The rave culture from the late 1980s is a distant memory for those who can recall it. The politics of the time were undoubtedly marred by the banning of events with “repetitive beats” as a punishable crime. Granted, the drug laden party goers are the reason for the ban and not so much the music, what exactly was it like to be in the rave culture? In Bed With My Brother have created We Are Ian, the name sake in question being Ian Taylor. A former DJ and a painter and decorator, he has been approach by this theatre group to formulate a memoir of this time. Whilst he had grand visions of 12 part epic with a young boy as him (just picture that), this was swiftly brushed aside for this condensed, more approachable look at the culture.
We Are Ian features Dora Lynn, Nora Alexander and Kat Cory, three powerhouse performers in a work which contain so much energy you can feel electricity in the air. Their relentless dance episodes are rampant and stylised with flair, as the beats go on and on. This time capsule is brought back to life with a vivid assault on the senses as we go along with eyes bulging and mouths open, roaring with laughter. There is some clever word play with drug slang of the time and remixes of the era.

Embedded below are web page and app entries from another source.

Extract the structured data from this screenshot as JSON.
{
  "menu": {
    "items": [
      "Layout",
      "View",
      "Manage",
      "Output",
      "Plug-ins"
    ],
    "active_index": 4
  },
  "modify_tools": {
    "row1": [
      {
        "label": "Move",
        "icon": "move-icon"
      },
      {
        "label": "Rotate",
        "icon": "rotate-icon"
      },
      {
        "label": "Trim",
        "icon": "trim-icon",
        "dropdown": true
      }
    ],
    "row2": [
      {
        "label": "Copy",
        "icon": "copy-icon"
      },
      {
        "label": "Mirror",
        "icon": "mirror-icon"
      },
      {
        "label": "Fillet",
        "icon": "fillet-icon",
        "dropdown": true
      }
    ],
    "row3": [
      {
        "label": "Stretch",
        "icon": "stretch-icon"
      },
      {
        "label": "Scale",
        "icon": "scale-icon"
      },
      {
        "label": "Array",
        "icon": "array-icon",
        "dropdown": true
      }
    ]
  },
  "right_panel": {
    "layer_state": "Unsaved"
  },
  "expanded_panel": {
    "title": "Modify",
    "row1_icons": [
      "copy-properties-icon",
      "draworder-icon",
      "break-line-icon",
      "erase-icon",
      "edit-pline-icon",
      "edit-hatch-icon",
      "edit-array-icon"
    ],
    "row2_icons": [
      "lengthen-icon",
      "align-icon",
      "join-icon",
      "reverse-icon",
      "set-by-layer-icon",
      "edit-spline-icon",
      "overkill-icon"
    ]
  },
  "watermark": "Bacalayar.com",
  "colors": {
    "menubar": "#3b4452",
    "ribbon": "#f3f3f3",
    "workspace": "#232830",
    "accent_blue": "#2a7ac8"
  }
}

No biscuit survives this rave apocalypse. I of course mean real biscuits and not the drug (biscuit meant an ecstasy pill), though the show is its own amazing high anyway. Most are either ferociously eaten by the cast, offered to us to try (it was dryer than Oscar Wilde) or smashed against the floor, leaving biscuit dust everywhere. For a brief moment I was horrified as bashed up biscuits in the packet were shaken over my head, in one of many ice breaking acts throughout the night. As we hear Ian recount stories and insight about what it meant to take part, a flicking light bulb flashes as he speaks, though he soon stops and leave the three of them in the dark, forcing themselves in a remarkable dance of death. We deeply feel their exhaustion here, by the end of their struggle they pant on the ground recovering from their frenzied choreography.

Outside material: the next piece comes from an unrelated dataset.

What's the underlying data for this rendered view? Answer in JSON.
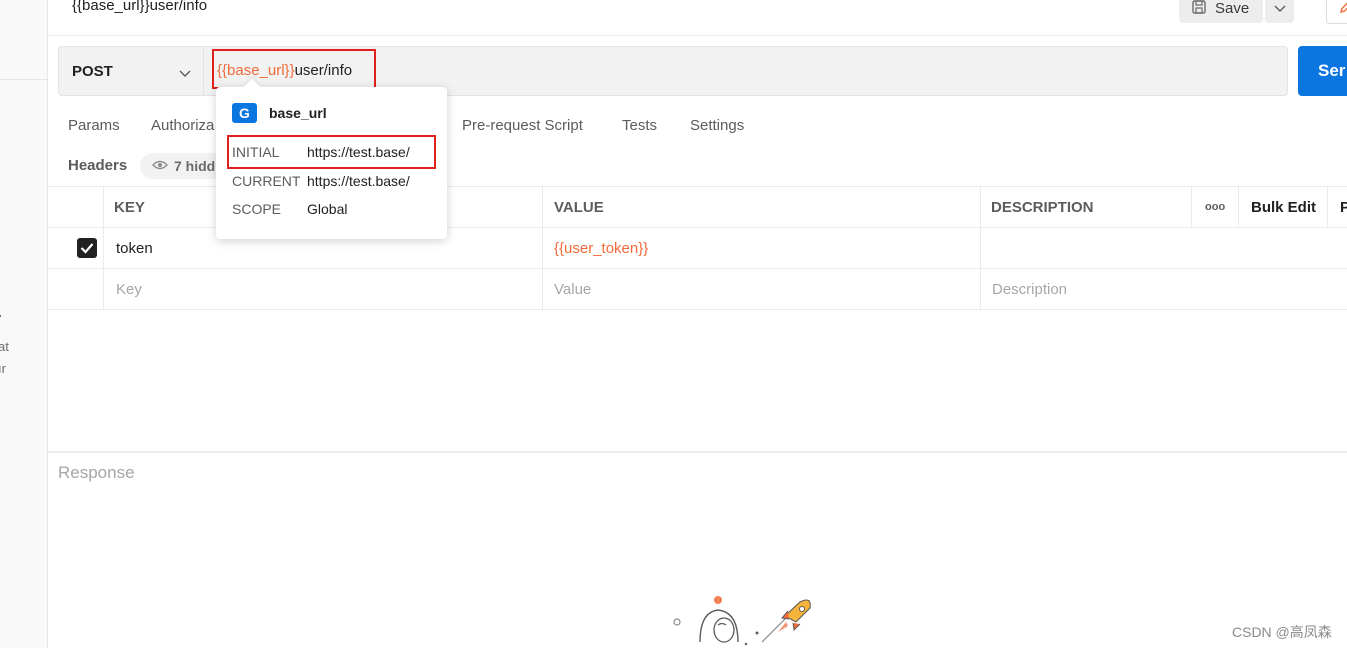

The humour of the show is a great selling point as well. A vision of Thatcher on a screen results in screaming from all three, perhaps the funniest moment of the whole show. Their reactions to audience participation is another great example, as their over abundance to the situation is met with bewilderment by us as spectators. This is not a show for those not so keen on audience participation, since no prisoners remain. We Are Ian’s success is proven by its ending as they encouraged us to take part in the rave, as most in the audience got up on stage and did the Mashed Potato and Cold Spaghetti moves for one last time.
This is one rave you wont want to miss this winter.